START DATA SECTION
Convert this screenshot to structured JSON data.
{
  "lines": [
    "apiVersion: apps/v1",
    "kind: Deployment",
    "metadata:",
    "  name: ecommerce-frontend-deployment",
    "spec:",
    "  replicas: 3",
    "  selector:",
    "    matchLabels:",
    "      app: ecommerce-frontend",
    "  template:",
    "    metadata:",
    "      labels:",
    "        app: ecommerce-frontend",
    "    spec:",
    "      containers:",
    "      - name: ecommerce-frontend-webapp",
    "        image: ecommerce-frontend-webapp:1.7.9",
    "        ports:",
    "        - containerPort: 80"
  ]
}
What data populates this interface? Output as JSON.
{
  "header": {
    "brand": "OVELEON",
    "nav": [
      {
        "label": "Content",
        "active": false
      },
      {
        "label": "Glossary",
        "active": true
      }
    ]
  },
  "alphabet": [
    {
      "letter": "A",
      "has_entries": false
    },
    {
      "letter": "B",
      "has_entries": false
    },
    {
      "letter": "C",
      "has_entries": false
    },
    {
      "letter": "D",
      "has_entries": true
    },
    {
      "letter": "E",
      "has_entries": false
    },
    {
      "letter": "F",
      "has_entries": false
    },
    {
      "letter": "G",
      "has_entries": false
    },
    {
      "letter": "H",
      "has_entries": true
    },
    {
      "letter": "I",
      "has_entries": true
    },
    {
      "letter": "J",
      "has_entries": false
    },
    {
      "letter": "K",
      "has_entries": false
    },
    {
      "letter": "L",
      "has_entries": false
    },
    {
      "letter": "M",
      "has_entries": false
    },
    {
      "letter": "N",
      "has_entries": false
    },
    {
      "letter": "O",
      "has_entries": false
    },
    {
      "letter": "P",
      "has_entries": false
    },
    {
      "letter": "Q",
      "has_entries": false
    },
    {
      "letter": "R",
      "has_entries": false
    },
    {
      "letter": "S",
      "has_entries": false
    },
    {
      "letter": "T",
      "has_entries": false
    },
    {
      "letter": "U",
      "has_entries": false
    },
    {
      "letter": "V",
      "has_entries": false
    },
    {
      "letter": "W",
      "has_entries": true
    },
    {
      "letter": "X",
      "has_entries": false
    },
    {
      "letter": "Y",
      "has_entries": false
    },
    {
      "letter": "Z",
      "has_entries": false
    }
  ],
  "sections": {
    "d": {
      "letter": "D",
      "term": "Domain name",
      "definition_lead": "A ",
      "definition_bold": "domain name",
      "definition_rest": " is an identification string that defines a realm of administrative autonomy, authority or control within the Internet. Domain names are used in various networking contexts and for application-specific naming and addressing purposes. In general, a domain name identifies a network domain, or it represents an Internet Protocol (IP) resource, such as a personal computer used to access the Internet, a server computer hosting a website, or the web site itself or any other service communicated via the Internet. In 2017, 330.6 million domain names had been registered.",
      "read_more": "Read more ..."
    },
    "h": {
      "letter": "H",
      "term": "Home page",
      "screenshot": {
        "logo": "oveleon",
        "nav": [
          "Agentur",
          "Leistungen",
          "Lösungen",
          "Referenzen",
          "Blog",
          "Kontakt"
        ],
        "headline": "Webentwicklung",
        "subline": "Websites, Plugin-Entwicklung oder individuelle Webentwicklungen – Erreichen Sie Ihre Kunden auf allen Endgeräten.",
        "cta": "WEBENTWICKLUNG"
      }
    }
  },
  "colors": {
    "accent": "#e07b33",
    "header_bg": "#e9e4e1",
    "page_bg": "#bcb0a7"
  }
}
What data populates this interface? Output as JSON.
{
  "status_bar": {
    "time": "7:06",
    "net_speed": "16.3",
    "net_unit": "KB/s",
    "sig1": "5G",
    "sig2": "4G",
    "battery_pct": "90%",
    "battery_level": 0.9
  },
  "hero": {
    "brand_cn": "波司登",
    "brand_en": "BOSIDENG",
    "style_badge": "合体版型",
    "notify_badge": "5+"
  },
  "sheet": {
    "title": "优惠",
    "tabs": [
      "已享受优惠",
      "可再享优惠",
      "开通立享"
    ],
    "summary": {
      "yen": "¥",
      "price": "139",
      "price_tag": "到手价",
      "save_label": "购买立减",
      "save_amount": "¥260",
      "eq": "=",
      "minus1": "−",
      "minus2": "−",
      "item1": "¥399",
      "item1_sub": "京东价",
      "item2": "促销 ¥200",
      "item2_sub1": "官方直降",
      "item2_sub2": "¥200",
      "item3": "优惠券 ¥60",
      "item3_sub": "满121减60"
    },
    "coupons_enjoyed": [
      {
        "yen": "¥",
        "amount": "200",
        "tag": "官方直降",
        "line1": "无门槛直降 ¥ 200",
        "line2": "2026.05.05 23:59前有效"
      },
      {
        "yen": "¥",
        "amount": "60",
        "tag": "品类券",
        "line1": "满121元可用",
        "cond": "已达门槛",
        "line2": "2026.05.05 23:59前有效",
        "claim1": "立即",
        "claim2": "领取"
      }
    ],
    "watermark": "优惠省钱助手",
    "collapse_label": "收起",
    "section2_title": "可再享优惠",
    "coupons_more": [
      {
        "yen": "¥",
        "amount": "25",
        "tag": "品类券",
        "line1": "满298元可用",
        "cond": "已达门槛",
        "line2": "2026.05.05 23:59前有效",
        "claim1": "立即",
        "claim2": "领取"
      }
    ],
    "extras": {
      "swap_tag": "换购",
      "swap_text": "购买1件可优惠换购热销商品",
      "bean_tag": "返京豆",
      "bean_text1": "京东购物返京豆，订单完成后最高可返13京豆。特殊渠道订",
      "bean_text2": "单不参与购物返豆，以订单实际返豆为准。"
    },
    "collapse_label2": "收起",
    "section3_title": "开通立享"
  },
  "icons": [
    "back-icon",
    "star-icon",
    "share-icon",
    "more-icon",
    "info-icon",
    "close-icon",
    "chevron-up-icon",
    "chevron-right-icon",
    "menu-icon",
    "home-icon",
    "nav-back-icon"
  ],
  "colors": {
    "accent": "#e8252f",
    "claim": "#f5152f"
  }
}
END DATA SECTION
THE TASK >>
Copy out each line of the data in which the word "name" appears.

TASK ANSWER >>
    "  name: ecommerce-frontend-deployment",
    "      - name: ecommerce-frontend-webapp",
      "term": "Domain name",
      "definition_bold": "domain name",
      "definition_rest": " is an identification string that defines a realm of administrative autonomy, authority or control within the Internet. Domain names are used in various networking contexts and for application-specific naming and addressing purposes. In general, a domain name identifies a network domain, or it represents an Internet Protocol (IP) resource, such as a personal computer used to access the Internet, a server computer hosting a website, or the web site itself or any other service communicated via the Internet. In 2017, 330.6 million domain names had been registered.",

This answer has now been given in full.